● **Action item**: Line by line, please look for the word "this" in the following records, then copy each line you find it in.

*** Data under study Section Begins ***

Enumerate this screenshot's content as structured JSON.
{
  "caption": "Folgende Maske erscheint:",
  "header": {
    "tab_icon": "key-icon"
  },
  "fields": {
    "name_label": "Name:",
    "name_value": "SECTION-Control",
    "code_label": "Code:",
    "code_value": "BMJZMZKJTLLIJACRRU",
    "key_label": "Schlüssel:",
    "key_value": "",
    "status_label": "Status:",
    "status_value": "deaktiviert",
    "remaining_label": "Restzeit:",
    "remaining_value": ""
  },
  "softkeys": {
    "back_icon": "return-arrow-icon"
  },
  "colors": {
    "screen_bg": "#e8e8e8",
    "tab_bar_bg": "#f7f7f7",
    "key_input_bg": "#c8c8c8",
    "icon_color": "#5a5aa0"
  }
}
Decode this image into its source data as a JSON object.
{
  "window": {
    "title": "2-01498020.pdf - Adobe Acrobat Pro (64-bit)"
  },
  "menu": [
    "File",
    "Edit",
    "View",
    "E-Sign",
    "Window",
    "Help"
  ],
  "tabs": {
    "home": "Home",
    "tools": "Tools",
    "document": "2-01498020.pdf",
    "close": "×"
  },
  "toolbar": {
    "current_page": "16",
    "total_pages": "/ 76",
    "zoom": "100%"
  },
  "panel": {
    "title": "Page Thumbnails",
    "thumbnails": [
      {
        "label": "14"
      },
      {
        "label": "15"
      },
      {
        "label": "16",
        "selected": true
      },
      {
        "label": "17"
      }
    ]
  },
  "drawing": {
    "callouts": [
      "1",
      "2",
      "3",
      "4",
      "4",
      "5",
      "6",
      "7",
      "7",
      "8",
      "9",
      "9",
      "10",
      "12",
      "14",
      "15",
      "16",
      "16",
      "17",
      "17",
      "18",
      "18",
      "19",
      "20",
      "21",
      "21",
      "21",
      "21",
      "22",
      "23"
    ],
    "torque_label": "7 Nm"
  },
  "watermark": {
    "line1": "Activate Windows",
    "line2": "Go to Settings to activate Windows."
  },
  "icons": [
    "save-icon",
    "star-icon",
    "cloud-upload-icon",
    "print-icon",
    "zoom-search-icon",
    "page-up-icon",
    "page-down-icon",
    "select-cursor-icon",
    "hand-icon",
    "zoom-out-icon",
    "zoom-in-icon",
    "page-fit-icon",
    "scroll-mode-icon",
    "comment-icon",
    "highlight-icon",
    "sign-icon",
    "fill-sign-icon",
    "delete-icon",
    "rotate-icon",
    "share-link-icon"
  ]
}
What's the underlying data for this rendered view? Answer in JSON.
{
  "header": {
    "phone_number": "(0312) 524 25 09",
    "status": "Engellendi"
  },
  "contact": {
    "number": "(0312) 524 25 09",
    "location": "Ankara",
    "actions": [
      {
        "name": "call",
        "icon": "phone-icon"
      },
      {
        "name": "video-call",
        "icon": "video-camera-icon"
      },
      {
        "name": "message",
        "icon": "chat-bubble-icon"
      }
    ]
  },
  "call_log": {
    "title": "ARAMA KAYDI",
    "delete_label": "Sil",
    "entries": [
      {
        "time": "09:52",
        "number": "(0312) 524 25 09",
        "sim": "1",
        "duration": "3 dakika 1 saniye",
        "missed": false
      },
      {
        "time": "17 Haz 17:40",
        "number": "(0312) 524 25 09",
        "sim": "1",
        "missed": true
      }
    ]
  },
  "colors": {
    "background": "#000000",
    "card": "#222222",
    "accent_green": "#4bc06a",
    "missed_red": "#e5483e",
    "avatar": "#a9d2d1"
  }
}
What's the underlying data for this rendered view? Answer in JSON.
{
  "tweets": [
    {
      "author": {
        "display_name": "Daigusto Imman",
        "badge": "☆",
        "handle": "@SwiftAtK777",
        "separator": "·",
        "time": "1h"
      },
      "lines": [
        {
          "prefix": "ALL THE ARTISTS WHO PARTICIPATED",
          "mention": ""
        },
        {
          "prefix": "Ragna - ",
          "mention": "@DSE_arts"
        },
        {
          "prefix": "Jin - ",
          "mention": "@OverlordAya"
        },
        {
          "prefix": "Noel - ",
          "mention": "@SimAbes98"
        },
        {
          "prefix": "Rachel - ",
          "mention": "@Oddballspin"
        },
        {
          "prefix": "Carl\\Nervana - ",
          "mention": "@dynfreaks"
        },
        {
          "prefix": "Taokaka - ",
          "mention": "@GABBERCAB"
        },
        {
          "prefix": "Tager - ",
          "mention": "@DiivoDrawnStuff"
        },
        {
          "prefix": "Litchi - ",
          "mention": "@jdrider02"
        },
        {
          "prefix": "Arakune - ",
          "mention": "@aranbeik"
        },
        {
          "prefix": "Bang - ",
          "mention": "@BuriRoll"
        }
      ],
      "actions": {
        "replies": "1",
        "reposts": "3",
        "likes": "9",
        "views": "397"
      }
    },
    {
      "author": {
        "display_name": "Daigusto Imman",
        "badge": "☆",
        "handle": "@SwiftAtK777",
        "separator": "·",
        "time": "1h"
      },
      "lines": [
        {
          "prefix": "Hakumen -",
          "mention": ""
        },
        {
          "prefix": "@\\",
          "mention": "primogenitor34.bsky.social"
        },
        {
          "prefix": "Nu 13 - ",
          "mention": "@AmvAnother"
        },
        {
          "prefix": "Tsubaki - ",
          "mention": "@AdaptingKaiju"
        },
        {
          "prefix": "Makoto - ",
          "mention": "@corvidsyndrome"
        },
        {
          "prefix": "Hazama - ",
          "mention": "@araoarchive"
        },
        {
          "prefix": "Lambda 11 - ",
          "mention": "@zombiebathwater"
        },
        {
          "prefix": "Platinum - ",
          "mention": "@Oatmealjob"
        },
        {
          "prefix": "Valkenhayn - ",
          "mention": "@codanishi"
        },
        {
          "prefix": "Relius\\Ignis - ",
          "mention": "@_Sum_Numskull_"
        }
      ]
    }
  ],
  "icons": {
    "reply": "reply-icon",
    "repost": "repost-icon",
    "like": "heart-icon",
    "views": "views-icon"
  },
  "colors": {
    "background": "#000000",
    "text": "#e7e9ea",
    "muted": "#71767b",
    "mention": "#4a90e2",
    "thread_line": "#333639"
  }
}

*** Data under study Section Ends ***

● **The answer**:
Enumerate this screenshot's content as structured JSON.
Decode this image into its source data as a JSON object.
What's the underlying data for this rendered view? Answer in JSON.
What's the underlying data for this rendered view? Answer in JSON.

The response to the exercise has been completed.